[SOURCE RECORDS Boundary: Start]

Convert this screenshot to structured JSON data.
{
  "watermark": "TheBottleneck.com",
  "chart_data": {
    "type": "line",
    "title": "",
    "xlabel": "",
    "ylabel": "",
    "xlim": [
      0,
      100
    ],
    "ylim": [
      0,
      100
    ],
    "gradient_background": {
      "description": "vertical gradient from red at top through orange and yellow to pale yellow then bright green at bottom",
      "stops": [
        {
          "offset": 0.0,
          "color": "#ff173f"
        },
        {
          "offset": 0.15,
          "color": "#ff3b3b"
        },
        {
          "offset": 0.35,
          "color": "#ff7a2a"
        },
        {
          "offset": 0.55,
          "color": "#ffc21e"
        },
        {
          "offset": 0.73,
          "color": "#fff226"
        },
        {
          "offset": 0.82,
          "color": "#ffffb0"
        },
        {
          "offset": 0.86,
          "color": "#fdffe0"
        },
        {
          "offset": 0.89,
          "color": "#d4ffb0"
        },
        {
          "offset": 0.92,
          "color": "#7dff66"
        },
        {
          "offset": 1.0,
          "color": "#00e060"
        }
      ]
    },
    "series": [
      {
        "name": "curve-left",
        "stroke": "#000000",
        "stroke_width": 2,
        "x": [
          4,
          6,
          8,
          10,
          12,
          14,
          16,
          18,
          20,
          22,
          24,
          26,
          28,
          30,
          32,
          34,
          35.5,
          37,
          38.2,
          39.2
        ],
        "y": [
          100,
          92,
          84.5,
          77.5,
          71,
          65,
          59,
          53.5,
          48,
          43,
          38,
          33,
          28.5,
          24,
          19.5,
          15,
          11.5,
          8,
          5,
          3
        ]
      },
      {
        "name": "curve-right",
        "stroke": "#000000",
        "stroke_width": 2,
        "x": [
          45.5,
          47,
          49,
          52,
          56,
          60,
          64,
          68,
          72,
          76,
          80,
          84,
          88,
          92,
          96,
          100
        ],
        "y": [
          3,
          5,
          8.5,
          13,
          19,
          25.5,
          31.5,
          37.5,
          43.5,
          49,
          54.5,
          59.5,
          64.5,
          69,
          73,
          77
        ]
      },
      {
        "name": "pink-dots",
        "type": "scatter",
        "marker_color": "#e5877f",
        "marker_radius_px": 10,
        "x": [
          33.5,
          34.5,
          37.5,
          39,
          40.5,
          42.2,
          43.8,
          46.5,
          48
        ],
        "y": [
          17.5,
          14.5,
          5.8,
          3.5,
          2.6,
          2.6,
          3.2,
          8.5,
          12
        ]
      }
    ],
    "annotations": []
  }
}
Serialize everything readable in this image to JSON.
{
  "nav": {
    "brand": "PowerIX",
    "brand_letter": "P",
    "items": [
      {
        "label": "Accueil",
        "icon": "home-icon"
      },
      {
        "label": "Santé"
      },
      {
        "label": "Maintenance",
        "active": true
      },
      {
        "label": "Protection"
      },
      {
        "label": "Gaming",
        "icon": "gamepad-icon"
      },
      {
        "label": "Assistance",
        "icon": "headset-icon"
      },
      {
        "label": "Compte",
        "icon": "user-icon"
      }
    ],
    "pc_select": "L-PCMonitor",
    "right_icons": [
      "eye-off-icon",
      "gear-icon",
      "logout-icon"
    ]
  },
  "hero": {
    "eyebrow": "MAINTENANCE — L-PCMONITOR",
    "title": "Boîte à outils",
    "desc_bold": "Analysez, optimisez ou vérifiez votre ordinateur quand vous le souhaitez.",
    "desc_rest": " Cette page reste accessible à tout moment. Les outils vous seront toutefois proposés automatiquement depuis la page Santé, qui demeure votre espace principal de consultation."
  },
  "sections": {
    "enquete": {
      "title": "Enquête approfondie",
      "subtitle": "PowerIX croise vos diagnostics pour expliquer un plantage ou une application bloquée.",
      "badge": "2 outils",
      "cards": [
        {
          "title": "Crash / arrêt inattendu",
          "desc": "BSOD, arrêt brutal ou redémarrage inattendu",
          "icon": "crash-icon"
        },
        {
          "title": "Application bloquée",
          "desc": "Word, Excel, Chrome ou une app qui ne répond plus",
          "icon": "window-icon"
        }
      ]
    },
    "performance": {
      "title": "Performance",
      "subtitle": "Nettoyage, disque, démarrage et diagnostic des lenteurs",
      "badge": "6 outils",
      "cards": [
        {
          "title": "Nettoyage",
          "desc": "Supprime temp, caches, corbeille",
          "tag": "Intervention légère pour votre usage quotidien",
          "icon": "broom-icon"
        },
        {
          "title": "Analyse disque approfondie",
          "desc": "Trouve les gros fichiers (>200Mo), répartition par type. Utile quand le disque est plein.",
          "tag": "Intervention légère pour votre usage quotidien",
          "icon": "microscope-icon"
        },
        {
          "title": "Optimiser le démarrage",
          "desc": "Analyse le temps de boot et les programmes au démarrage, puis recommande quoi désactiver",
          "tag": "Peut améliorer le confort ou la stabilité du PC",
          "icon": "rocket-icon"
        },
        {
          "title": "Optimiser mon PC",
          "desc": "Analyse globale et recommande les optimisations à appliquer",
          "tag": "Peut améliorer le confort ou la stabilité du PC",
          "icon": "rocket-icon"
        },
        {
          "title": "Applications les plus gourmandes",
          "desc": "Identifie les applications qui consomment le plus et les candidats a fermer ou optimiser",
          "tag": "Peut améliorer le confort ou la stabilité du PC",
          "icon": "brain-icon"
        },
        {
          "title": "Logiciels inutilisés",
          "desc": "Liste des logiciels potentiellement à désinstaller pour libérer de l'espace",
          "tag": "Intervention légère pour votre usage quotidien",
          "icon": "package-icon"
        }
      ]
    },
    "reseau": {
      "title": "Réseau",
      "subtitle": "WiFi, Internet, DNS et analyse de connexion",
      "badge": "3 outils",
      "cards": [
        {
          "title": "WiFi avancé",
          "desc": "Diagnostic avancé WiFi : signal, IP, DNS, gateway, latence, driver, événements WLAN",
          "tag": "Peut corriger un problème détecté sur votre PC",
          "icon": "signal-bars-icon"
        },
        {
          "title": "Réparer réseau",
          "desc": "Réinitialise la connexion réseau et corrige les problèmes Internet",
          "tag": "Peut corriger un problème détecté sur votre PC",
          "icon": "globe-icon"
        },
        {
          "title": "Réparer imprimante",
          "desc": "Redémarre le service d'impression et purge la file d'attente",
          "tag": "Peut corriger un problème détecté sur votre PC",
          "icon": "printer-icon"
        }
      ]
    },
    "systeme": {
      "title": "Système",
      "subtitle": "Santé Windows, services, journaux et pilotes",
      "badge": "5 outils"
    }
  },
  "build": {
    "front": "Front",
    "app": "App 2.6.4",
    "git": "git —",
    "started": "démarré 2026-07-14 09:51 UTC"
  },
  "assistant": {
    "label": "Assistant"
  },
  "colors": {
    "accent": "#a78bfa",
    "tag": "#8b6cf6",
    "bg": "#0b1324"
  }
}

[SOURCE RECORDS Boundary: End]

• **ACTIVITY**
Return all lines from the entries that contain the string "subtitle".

• **WRITTEN RESPONSE**
      "subtitle": "PowerIX croise vos diagnostics pour expliquer un plantage ou une application bloquée.",
      "subtitle": "Nettoyage, disque, démarrage et diagnostic des lenteurs",
      "subtitle": "WiFi, Internet, DNS et analyse de connexion",
      "subtitle": "Santé Windows, services, journaux et pilotes",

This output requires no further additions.